▸ **Try it**: The string "this" appears in some lines of the entries that follow; copy each such line.

▸ **Data**:
□ □ □ □ □ □ □
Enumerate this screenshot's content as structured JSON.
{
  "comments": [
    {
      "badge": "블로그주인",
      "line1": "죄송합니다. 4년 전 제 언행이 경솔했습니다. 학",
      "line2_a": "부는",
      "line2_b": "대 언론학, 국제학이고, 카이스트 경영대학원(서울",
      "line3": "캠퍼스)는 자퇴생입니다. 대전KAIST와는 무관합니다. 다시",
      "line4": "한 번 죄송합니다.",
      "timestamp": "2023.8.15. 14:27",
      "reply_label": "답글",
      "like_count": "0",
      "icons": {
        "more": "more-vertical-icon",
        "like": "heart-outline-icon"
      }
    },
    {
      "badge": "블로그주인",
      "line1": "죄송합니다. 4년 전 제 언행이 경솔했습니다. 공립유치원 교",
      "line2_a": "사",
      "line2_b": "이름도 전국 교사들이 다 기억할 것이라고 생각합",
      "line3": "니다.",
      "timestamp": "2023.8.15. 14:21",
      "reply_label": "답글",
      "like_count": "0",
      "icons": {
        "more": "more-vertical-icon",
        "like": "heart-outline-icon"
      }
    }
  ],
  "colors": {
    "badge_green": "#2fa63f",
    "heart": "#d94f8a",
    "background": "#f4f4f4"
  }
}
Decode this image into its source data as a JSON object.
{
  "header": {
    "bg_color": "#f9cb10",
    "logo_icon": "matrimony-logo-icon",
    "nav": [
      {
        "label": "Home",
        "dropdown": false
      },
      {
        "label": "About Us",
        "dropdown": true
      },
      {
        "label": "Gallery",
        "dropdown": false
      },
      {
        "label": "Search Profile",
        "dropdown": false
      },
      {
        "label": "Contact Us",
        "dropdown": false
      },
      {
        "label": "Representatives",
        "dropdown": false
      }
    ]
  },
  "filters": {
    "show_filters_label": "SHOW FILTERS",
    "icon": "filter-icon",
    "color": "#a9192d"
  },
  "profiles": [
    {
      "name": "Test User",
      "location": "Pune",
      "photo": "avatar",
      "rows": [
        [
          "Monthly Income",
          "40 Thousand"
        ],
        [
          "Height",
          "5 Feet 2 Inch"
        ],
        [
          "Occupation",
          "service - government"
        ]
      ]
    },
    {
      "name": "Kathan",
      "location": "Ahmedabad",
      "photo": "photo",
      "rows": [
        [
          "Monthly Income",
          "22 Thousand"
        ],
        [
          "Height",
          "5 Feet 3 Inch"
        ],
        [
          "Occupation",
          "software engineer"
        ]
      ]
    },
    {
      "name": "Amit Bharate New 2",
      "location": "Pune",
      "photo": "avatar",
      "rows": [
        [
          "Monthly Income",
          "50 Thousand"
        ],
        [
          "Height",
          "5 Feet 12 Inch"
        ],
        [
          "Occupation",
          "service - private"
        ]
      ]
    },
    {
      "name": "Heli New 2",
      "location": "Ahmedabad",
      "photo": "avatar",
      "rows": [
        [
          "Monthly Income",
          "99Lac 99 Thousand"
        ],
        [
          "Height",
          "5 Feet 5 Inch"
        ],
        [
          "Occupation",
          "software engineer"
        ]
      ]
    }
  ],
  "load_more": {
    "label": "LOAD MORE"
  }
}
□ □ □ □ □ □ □
▸ **Answer below**:
Enumerate this screenshot's content as structured JSON.
Decode this image into its source data as a JSON object.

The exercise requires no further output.